-- Requirement --
Check every line of the data and copy the ones where "current" appears.

___ Data under study ___

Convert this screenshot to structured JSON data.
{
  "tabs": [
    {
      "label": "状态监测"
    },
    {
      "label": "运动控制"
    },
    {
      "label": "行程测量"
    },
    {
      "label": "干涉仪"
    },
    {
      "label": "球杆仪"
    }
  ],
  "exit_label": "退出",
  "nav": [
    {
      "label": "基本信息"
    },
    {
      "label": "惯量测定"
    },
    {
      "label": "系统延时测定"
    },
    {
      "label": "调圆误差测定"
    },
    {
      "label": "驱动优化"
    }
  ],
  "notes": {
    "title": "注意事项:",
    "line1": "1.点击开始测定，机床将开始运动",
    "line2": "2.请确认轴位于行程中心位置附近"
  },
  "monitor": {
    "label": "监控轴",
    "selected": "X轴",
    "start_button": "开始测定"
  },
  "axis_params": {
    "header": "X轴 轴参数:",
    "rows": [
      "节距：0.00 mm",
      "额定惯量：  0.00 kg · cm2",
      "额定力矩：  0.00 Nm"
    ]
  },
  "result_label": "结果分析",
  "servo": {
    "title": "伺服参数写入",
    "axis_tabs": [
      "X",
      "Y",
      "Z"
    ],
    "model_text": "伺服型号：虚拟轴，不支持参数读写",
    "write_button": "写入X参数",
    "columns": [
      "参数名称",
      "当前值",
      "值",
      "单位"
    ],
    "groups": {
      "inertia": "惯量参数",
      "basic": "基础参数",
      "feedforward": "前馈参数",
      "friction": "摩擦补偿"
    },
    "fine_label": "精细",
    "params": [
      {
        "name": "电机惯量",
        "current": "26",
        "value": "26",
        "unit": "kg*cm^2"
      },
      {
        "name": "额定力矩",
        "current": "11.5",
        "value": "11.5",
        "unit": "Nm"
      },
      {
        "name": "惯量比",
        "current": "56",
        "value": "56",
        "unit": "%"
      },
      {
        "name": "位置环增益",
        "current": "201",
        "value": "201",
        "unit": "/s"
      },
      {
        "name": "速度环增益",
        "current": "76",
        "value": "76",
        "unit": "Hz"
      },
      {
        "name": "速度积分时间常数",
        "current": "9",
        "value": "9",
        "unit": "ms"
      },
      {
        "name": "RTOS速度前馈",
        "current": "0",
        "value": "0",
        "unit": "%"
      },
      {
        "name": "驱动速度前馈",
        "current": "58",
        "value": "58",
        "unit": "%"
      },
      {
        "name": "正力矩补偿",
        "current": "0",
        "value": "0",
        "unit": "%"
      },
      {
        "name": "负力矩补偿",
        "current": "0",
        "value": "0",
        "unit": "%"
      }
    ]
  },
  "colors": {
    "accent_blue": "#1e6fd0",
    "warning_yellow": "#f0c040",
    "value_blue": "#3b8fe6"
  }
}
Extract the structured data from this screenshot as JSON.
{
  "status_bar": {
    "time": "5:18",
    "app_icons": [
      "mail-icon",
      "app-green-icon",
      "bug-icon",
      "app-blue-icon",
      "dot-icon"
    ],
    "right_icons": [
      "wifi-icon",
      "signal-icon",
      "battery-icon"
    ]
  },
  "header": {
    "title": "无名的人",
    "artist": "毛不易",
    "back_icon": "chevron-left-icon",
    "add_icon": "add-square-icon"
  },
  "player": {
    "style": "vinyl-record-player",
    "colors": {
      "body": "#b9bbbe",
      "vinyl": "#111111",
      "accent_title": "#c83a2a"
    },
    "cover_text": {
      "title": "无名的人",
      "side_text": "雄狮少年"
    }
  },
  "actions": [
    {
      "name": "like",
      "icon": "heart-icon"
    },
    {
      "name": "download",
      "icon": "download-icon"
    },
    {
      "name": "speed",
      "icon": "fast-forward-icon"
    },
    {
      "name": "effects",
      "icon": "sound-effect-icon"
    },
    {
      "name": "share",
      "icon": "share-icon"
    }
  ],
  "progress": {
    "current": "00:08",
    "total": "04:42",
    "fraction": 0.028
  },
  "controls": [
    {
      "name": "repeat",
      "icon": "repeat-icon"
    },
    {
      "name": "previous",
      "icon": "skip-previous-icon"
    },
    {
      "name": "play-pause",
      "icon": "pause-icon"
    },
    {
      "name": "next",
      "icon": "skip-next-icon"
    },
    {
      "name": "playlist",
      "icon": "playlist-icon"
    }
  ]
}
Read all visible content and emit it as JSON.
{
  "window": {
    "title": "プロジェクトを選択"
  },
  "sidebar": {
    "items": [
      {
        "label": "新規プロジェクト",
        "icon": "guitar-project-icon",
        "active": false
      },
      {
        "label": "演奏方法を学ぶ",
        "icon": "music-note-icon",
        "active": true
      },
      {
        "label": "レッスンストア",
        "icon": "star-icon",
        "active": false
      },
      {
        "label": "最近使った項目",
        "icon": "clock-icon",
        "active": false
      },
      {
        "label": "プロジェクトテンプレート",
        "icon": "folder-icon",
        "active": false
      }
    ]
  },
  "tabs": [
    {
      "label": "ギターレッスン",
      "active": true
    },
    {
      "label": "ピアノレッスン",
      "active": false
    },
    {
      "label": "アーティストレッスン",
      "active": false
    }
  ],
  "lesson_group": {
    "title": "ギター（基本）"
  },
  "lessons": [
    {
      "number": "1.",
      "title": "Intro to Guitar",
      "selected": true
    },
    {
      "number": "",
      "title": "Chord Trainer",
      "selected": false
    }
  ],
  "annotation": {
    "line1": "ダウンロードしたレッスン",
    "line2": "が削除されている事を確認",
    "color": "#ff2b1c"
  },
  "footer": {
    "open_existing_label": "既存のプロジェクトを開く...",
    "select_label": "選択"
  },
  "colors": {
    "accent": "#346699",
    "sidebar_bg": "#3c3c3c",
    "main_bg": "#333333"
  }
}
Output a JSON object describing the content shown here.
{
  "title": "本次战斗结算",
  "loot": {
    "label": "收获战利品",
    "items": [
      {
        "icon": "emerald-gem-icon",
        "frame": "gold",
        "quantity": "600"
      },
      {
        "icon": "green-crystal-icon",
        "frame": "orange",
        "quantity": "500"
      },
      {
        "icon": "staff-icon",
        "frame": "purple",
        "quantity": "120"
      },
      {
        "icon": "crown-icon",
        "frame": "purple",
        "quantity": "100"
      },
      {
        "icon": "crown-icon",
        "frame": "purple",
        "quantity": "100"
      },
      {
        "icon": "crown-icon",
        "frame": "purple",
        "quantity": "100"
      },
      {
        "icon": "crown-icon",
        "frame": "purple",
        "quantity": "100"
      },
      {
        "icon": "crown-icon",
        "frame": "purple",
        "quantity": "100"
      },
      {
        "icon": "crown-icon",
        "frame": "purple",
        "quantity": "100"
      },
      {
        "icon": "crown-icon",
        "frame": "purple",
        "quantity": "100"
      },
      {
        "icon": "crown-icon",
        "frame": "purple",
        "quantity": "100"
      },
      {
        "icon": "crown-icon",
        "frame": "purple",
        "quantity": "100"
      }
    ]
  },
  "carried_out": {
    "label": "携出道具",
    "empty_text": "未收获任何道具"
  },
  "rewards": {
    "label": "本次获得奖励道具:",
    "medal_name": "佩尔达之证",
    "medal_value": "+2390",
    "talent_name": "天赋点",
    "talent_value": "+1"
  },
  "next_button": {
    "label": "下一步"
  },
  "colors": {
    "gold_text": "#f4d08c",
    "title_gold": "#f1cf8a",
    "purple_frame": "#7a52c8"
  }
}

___

-- Exercise response --
        "current": "26",
        "current": "11.5",
        "current": "56",
        "current": "201",
        "current": "76",
        "current": "9",
        "current": "0",
        "current": "58",
        "current": "0",
        "current": "0",
    "current": "00:08",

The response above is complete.